# WHAT TO WORK ON
Pick out each line with the word "bootloader" from the material that follows.

# DATASET RECORDS

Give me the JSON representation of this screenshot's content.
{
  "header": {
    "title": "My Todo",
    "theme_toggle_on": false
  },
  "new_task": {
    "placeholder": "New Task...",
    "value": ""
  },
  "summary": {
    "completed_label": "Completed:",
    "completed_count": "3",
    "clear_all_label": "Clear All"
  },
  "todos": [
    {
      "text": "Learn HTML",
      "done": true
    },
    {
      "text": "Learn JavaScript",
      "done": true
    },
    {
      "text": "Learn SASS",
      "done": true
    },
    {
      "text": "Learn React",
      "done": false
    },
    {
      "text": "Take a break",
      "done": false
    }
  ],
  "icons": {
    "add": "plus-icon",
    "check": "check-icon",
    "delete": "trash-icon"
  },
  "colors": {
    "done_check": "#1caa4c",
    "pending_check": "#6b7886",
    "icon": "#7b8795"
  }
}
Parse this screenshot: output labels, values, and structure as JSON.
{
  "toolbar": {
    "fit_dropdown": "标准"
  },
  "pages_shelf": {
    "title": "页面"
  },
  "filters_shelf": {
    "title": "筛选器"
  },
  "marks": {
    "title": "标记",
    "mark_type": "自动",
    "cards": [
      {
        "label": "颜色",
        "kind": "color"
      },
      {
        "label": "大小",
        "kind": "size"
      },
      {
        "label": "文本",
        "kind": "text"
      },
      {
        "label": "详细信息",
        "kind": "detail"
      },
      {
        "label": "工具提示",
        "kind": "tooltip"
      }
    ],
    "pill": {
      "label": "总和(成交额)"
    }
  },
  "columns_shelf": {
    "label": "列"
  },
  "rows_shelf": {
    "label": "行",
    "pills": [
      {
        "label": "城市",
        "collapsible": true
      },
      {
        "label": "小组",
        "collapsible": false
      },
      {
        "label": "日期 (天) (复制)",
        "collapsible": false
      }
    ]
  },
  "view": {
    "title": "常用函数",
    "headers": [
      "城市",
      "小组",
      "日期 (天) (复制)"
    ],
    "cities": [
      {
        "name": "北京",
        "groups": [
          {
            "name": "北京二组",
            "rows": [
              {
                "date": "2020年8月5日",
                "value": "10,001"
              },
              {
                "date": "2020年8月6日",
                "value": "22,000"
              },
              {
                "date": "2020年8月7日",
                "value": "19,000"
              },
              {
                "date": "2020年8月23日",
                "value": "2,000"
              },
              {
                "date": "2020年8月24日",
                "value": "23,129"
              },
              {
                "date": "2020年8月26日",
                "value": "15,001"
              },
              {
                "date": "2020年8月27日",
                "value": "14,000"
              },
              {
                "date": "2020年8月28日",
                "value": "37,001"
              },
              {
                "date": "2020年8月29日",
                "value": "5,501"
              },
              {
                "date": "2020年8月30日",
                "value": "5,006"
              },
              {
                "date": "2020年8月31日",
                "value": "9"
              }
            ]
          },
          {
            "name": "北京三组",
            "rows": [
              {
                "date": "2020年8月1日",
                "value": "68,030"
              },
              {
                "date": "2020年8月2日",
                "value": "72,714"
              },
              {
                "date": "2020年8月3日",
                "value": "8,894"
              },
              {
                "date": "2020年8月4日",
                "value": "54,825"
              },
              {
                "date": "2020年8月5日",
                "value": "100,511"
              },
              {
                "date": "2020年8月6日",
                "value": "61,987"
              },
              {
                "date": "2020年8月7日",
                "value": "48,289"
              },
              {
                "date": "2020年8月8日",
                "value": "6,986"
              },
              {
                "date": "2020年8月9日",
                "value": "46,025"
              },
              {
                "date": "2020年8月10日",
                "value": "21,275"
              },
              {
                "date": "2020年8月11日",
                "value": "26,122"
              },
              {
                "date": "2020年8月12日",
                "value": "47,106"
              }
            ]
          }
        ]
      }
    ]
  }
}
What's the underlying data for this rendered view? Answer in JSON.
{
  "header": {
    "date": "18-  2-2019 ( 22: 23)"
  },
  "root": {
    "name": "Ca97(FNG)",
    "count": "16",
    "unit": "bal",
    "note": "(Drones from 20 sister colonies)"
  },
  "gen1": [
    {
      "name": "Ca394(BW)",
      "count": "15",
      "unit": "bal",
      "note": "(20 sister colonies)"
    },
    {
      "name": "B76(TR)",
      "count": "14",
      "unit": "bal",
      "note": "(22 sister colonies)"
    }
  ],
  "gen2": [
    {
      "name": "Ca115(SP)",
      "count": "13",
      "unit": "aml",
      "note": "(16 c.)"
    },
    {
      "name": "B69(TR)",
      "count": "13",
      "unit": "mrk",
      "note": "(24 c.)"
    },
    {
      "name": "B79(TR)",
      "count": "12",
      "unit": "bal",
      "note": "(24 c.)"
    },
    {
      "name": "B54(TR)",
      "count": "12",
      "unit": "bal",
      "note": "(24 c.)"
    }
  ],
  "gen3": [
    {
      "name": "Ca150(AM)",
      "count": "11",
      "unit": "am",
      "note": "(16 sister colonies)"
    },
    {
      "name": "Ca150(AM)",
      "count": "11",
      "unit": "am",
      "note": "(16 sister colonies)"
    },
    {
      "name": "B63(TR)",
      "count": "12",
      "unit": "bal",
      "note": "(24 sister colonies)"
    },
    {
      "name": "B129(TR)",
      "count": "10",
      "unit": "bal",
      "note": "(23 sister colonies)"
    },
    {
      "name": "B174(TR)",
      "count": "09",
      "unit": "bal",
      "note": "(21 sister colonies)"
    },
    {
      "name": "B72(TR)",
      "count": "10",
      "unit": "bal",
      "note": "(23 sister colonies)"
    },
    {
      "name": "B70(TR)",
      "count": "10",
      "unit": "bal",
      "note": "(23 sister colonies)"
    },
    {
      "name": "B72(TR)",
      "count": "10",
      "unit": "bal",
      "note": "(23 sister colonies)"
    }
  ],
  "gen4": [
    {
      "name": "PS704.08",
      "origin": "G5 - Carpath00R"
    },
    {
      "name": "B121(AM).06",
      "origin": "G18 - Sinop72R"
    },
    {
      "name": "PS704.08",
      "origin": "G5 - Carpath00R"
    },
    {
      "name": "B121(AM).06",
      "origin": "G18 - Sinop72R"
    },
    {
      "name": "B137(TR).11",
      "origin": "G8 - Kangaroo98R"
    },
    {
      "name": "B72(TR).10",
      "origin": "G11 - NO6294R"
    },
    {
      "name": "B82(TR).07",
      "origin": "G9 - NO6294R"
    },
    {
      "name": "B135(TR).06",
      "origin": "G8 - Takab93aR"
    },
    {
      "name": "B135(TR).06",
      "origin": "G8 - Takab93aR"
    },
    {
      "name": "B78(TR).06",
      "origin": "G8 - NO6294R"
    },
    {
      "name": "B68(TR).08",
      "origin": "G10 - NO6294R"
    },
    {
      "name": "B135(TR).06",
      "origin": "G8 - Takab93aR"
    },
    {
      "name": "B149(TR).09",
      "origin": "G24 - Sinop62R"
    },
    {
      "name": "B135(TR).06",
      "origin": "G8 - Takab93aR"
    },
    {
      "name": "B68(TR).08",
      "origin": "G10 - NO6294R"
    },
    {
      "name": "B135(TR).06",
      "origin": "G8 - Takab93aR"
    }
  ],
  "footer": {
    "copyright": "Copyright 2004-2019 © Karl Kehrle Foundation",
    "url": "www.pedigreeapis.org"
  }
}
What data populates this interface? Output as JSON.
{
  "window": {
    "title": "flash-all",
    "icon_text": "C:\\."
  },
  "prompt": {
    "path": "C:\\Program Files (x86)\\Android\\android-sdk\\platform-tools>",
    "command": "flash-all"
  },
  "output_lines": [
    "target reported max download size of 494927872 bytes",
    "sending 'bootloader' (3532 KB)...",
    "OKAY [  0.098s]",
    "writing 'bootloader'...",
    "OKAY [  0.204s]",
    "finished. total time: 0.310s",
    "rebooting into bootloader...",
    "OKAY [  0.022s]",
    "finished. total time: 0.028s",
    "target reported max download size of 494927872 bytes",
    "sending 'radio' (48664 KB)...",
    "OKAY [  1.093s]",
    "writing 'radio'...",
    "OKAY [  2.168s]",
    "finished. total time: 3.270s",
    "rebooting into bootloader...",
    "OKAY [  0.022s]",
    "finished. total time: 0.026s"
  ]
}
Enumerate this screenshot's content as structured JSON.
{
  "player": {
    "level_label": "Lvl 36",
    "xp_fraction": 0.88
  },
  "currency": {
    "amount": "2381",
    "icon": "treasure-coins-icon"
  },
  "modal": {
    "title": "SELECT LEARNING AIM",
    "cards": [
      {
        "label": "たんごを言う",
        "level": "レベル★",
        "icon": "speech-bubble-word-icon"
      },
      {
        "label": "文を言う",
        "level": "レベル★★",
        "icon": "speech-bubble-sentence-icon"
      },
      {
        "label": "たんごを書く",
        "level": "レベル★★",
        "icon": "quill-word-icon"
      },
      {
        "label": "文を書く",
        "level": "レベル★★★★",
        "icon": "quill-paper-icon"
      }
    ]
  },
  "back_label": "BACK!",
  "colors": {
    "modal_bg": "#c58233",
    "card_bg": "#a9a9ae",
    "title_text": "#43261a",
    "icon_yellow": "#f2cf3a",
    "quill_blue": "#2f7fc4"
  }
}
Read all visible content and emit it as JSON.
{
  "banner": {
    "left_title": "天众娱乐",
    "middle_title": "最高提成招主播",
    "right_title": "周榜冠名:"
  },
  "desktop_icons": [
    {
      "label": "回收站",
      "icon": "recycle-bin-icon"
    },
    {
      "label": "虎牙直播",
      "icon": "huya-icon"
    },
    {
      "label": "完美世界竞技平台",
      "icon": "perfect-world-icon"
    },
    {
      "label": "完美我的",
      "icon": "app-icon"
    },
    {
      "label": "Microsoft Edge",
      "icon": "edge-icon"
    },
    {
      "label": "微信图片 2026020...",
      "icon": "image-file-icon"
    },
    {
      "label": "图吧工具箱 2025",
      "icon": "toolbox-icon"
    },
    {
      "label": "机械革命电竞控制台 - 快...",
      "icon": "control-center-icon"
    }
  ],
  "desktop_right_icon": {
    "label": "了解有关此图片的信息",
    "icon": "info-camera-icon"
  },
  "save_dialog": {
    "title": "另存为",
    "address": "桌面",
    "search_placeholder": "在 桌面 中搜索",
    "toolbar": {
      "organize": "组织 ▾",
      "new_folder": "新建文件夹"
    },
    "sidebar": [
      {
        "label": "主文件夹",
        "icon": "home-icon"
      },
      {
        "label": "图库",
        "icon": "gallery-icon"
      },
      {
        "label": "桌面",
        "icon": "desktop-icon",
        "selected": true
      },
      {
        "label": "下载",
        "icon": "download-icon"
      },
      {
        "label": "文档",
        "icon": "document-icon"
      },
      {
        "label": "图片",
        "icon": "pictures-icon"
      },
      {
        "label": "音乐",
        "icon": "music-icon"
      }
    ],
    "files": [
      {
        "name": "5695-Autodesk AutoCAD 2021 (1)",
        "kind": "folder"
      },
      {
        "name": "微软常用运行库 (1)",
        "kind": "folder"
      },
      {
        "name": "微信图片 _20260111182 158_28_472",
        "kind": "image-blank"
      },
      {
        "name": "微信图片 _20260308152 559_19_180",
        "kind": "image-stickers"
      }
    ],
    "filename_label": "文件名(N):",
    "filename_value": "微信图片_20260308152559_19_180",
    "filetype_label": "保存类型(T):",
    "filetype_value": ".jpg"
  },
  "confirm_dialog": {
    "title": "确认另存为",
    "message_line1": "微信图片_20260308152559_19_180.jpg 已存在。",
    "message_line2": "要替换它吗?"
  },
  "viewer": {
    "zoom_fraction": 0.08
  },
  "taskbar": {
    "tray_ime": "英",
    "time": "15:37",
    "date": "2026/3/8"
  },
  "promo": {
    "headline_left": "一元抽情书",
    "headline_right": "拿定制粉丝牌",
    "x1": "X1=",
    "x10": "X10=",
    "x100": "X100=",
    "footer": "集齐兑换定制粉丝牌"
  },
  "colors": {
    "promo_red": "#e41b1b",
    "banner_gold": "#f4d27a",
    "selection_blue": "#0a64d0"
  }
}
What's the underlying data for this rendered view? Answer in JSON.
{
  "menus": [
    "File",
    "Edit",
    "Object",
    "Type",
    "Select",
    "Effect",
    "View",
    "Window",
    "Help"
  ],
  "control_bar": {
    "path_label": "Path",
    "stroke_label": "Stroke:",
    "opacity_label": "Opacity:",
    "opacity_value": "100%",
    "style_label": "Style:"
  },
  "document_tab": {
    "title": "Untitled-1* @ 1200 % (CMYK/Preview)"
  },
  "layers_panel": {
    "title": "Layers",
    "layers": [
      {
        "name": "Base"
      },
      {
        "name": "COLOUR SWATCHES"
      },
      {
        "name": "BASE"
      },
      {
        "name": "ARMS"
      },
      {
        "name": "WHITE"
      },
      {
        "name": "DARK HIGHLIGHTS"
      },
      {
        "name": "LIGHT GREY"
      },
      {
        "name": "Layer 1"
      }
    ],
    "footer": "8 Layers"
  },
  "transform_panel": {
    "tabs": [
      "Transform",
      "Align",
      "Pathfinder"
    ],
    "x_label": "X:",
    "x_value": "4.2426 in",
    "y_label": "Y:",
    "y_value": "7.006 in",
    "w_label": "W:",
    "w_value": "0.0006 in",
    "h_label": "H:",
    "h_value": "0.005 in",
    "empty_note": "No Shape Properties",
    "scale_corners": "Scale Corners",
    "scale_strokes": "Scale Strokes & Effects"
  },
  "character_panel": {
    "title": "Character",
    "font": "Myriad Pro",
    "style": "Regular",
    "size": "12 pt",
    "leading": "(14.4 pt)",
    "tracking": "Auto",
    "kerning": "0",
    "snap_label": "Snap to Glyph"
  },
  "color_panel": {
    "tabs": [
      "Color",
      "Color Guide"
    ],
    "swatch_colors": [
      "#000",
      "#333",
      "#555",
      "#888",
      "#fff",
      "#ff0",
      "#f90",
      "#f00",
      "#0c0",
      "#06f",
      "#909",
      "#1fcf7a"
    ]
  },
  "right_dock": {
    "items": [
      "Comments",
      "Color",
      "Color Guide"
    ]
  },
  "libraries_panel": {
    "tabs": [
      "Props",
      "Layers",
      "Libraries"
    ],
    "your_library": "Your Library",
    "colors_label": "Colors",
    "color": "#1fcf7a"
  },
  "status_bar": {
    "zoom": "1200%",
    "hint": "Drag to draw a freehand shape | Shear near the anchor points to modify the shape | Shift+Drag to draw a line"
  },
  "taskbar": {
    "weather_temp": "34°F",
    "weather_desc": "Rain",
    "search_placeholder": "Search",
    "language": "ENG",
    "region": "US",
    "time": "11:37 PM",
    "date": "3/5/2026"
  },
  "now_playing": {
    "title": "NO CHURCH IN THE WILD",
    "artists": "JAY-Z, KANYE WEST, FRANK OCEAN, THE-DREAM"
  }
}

# REPLY
    "sending 'bootloader' (3532 KB)...",
    "writing 'bootloader'...",
    "rebooting into bootloader...",
    "rebooting into bootloader...",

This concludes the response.